Ultimately, how many of us have said, at least once: ‘How much I would love that my lamp became warmer when I dimmed it at night, just like the old incandescent bulb’? The latest technology finally gave us LEDs that shift from 2,700K to 1,800K when dimmed, creating a well-known and much-missed feeling of warmth after dusk.
Colour temperature should not be confused with colour rendition.
The colour rendition index (CRI) is the measure of a light source’s ability to show an object’s colour realistically or naturally compared with a familiar reference source – generally daylight. Each light source is tested on eight standard low saturated colours and a value is given to each of them, ranging from 0 to 100, the latter meaning that 100 per cent of the colour is realistically reproduced. Six additional highly saturated colours may be tested to obtain a more precise CRI value. A good CRI implicitly allows us to distinguish colours and to see them more saturated. To understand what a bad CRI means, just think of old street lamp posts equipped with high-pressure sodium lamps. What we could appreciate as a beautiful palette of warm and cold shades during the day, at night became a monochromatic, dull and yellowish background.

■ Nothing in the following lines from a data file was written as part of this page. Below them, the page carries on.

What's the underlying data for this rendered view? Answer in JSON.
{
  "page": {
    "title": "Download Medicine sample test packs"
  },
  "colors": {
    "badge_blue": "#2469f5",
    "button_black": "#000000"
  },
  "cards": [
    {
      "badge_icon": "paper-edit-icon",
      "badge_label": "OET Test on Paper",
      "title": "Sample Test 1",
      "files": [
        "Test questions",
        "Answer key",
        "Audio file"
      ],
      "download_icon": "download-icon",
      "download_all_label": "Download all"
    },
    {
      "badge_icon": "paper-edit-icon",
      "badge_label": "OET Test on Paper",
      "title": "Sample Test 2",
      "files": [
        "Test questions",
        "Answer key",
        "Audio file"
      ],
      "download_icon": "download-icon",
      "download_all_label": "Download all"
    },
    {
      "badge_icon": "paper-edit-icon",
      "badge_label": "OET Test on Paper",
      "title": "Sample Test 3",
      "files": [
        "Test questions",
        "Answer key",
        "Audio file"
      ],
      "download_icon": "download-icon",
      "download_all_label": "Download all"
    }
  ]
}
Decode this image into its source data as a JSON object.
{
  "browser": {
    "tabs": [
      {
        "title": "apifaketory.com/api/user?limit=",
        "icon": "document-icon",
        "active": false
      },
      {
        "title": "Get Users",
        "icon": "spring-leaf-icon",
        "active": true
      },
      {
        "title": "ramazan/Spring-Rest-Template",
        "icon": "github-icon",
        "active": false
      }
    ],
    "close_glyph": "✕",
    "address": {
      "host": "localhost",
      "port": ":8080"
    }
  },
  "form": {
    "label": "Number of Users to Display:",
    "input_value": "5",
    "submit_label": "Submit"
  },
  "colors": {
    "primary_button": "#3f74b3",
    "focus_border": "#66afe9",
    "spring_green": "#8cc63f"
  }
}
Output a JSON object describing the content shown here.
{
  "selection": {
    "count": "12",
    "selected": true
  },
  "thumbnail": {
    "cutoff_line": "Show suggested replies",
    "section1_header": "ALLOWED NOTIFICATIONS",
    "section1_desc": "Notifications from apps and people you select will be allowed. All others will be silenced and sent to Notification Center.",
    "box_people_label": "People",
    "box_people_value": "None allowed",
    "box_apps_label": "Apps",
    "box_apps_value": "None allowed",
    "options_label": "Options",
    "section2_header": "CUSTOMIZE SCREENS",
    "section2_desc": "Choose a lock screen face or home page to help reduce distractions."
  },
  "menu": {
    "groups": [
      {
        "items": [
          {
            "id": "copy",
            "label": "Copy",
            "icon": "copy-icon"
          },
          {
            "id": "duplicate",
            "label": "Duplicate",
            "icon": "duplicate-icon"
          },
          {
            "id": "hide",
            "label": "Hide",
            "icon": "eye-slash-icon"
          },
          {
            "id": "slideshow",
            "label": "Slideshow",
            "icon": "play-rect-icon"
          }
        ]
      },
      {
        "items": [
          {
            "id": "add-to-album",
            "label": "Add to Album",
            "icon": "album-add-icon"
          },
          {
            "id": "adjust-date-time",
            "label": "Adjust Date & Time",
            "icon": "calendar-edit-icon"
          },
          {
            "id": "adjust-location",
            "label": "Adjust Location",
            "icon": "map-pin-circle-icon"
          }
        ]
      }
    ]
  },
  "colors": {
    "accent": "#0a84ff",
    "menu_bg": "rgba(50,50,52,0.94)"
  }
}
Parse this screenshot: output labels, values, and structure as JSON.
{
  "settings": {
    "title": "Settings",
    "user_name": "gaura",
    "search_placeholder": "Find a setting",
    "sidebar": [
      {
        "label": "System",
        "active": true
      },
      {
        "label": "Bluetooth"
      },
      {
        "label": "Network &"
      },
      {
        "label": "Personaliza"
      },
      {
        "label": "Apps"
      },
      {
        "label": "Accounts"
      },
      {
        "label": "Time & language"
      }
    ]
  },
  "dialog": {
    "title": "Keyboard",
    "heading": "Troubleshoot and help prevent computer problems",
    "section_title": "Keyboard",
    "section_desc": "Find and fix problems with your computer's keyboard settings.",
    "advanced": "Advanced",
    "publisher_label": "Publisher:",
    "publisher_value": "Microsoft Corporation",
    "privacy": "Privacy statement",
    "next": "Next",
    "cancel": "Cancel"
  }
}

If we require a CRI of more than 90, we should remember that this means a loss of 15 per cent in terms of power and intensity in comparison with a CRI of more than 80. Surely the last thing we want to do when shopping is to be forced to step out into the daylight to check that a shirt’s shade is actually red and not fuchsia, but it’s also true that for some projects a CRI exceeding 80 is more than enough.
To conclude, there is not such a thing as ‘the best light’ in absolute terms. The best light is always the one that makes the illuminated object the best version of itself.
Luisa Sacrdovi is a senior lighting designer at Delta Light